_PROBLEM TO WORK ON:_ Will you give every entry again exactly as it stands?

_Interface dataset entries:_
--

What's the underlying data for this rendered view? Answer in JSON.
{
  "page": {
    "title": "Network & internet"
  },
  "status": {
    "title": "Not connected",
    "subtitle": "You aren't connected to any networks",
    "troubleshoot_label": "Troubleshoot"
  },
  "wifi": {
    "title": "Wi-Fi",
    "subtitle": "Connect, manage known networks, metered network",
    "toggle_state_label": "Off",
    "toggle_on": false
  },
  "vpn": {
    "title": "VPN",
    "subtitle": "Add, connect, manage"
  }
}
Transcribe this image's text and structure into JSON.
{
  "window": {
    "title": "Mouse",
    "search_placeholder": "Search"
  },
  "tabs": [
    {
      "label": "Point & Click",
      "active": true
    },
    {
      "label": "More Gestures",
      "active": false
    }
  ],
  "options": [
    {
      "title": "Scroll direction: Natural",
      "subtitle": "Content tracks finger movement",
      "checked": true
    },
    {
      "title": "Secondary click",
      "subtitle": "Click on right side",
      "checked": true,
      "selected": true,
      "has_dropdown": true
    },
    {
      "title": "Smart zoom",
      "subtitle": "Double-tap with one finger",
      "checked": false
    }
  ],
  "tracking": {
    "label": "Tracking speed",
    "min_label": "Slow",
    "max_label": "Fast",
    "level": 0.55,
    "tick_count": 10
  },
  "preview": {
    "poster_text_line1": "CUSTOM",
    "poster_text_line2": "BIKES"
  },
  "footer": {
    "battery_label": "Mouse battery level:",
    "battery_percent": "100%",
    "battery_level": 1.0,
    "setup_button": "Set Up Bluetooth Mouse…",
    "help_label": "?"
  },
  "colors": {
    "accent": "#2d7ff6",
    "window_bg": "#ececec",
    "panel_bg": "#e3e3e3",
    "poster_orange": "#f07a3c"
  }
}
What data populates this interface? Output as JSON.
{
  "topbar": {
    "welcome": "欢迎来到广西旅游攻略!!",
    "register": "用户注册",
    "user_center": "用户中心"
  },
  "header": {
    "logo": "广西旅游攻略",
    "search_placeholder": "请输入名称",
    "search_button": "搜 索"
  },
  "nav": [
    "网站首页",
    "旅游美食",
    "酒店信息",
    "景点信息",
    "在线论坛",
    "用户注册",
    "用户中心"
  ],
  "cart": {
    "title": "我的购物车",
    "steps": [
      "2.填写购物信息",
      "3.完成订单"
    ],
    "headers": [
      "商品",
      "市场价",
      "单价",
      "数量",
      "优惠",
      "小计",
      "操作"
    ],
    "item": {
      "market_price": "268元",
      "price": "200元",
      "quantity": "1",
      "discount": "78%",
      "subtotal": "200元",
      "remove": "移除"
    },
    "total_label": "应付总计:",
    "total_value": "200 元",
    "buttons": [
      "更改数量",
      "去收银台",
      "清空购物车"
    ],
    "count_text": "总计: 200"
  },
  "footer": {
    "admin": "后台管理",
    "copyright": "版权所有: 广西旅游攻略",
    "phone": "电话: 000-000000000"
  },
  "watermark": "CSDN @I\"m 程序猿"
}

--

_SOLUTION:_
What's the underlying data for this rendered view? Answer in JSON.
{
  "page": {
    "title": "Network & internet"
  },
  "status": {
    "title": "Not connected",
    "subtitle": "You aren't connected to any networks",
    "troubleshoot_label": "Troubleshoot"
  },
  "wifi": {
    "title": "Wi-Fi",
    "subtitle": "Connect, manage known networks, metered network",
    "toggle_state_label": "Off",
    "toggle_on": false
  },
  "vpn": {
    "title": "VPN",
    "subtitle": "Add, connect, manage"
  }
}
Transcribe this image's text and structure into JSON.
{
  "window": {
    "title": "Mouse",
    "search_placeholder": "Search"
  },
  "tabs": [
    {
      "label": "Point & Click",
      "active": true
    },
    {
      "label": "More Gestures",
      "active": false
    }
  ],
  "options": [
    {
      "title": "Scroll direction: Natural",
      "subtitle": "Content tracks finger movement",
      "checked": true
    },
    {
      "title": "Secondary click",
      "subtitle": "Click on right side",
      "checked": true,
      "selected": true,
      "has_dropdown": true
    },
    {
      "title": "Smart zoom",
      "subtitle": "Double-tap with one finger",
      "checked": false
    }
  ],
  "tracking": {
    "label": "Tracking speed",
    "min_label": "Slow",
    "max_label": "Fast",
    "level": 0.55,
    "tick_count": 10
  },
  "preview": {
    "poster_text_line1": "CUSTOM",
    "poster_text_line2": "BIKES"
  },
  "footer": {
    "battery_label": "Mouse battery level:",
    "battery_percent": "100%",
    "battery_level": 1.0,
    "setup_button": "Set Up Bluetooth Mouse…",
    "help_label": "?"
  },
  "colors": {
    "accent": "#2d7ff6",
    "window_bg": "#ececec",
    "panel_bg": "#e3e3e3",
    "poster_orange": "#f07a3c"
  }
}
What data populates this interface? Output as JSON.
{
  "topbar": {
    "welcome": "欢迎来到广西旅游攻略!!",
    "register": "用户注册",
    "user_center": "用户中心"
  },
  "header": {
    "logo": "广西旅游攻略",
    "search_placeholder": "请输入名称",
    "search_button": "搜 索"
  },
  "nav": [
    "网站首页",
    "旅游美食",
    "酒店信息",
    "景点信息",
    "在线论坛",
    "用户注册",
    "用户中心"
  ],
  "cart": {
    "title": "我的购物车",
    "steps": [
      "2.填写购物信息",
      "3.完成订单"
    ],
    "headers": [
      "商品",
      "市场价",
      "单价",
      "数量",
      "优惠",
      "小计",
      "操作"
    ],
    "item": {
      "market_price": "268元",
      "price": "200元",
      "quantity": "1",
      "discount": "78%",
      "subtotal": "200元",
      "remove": "移除"
    },
    "total_label": "应付总计:",
    "total_value": "200 元",
    "buttons": [
      "更改数量",
      "去收银台",
      "清空购物车"
    ],
    "count_text": "总计: 200"
  },
  "footer": {
    "admin": "后台管理",
    "copyright": "版权所有: 广西旅游攻略",
    "phone": "电话: 000-000000000"
  },
  "watermark": "CSDN @I\"m 程序猿"
}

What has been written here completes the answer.